  • Swelling of one or both legs or shortness of breath from a blood clot can be symptoms of testicular cancer. A blood clot in a large vein is called deep venous thrombosis or DVT. A blood clot in an artery in the lung is called a pulmonary embolism and causes shortness of breath. For some young or middle-aged men, developing a blood clot may be the first sign of testicular cancer.

Finding testicular cancer early

Most often, testicular cancer can be detected at an early stage, and men often find the cancer themselves while performing self-examinations. Some doctors recommend that men ages 15 to 55 perform a monthly self-examination to identify any changes. However, some testicular cancers may not cause symptoms and may go undetected until they have spread to other parts of the body. Men who notice a lump, hardness, enlargement, pain, or any other change in one or both of their testicles should visit their doctor immediately.

If you are concerned about one or more of the symptoms or signs on the list above, please talk with your doctor. Your doctor will ask how long and how often you’ve been experiencing the symptom(s), in addition to other questions. This is to help find out the cause of the problem, called a diagnosis.

If cancer is diagnosed, relieving symptoms remains an important part of cancer care and treatment. This may also be called symptom management, palliative care, or supportive care. Be sure to talk with your health care team about symptoms you experience, including any new symptoms or a change in symptoms.

The next section helps explain what tests and scans may be needed to learn more about the cause of the symptoms.
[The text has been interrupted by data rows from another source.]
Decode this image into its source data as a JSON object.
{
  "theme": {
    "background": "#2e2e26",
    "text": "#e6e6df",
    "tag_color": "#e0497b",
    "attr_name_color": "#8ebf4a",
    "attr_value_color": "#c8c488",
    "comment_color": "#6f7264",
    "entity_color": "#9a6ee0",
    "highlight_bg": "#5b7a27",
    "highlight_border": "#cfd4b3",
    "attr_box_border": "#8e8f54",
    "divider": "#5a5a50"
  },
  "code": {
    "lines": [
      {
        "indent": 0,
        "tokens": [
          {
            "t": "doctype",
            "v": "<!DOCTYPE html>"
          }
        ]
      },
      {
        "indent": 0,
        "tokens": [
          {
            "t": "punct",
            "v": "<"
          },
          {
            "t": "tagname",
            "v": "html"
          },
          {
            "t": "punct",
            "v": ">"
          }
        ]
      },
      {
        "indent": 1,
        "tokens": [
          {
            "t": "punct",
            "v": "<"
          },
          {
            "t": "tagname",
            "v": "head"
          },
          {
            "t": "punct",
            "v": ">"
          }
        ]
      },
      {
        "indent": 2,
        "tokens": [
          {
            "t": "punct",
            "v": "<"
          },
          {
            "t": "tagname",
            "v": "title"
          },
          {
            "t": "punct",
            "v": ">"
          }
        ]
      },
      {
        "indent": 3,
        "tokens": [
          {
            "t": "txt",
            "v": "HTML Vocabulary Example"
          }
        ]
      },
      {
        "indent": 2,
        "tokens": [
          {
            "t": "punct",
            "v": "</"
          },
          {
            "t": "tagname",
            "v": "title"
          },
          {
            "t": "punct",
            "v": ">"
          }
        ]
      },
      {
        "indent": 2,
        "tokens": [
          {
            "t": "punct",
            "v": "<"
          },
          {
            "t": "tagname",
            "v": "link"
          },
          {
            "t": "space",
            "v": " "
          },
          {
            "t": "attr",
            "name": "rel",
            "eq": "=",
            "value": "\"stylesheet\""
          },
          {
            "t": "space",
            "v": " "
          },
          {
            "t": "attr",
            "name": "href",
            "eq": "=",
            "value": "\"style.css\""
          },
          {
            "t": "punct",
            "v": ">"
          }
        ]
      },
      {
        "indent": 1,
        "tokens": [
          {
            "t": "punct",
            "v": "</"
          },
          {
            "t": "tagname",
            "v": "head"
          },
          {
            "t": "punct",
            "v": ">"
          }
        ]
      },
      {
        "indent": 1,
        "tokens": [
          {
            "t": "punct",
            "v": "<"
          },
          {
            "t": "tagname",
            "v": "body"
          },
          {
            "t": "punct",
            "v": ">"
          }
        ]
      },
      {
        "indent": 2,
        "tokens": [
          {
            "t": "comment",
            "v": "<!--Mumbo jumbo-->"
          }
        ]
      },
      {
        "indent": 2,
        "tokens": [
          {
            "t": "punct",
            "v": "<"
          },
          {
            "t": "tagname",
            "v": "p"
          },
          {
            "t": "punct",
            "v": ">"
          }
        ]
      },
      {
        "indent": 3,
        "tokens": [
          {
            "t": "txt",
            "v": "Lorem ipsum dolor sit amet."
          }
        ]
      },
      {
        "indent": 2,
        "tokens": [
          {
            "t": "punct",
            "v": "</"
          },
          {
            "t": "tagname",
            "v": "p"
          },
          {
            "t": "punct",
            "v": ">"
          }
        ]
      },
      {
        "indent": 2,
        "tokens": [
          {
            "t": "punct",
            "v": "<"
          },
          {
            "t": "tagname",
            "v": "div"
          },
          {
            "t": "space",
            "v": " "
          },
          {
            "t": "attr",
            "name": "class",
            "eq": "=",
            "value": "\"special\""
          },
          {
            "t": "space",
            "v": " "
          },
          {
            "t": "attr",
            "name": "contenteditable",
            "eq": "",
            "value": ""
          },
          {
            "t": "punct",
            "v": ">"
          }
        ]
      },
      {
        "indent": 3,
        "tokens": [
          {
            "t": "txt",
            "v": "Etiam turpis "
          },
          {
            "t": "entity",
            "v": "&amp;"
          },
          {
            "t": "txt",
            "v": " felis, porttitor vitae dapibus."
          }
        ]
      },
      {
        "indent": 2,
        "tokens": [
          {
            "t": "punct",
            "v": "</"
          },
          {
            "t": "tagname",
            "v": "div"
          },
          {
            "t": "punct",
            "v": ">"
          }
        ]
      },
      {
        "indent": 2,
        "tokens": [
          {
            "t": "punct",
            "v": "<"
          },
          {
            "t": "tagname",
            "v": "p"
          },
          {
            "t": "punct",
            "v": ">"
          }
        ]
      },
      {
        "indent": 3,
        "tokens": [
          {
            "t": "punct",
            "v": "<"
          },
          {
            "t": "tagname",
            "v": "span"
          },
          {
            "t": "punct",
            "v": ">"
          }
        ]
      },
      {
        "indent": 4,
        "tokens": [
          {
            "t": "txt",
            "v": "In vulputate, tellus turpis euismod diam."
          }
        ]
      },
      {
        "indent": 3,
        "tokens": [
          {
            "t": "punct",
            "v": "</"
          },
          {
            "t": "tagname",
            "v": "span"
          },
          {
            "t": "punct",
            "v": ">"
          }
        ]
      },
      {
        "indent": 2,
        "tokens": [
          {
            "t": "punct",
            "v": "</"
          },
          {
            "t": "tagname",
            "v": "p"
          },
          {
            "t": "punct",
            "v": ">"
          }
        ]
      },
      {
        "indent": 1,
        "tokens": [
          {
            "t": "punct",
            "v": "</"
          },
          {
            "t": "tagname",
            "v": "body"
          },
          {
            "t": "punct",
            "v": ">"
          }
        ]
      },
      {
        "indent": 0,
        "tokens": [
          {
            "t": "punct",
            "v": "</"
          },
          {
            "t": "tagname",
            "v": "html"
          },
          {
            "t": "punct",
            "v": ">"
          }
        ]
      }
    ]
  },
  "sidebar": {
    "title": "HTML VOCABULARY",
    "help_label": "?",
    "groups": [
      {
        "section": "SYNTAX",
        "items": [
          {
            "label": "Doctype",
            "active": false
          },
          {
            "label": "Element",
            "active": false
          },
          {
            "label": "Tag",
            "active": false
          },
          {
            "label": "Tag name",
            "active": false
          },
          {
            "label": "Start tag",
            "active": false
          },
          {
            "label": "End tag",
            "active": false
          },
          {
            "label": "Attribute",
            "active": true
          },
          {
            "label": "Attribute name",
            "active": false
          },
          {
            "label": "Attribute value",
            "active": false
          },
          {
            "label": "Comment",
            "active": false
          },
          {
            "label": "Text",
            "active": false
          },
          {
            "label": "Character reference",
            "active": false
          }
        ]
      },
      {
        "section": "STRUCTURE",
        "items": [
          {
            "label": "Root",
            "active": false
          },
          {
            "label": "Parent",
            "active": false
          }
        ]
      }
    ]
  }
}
Use the menu on the side of your screen to select Diagnosis, or you can select another section, to continue reading this guide.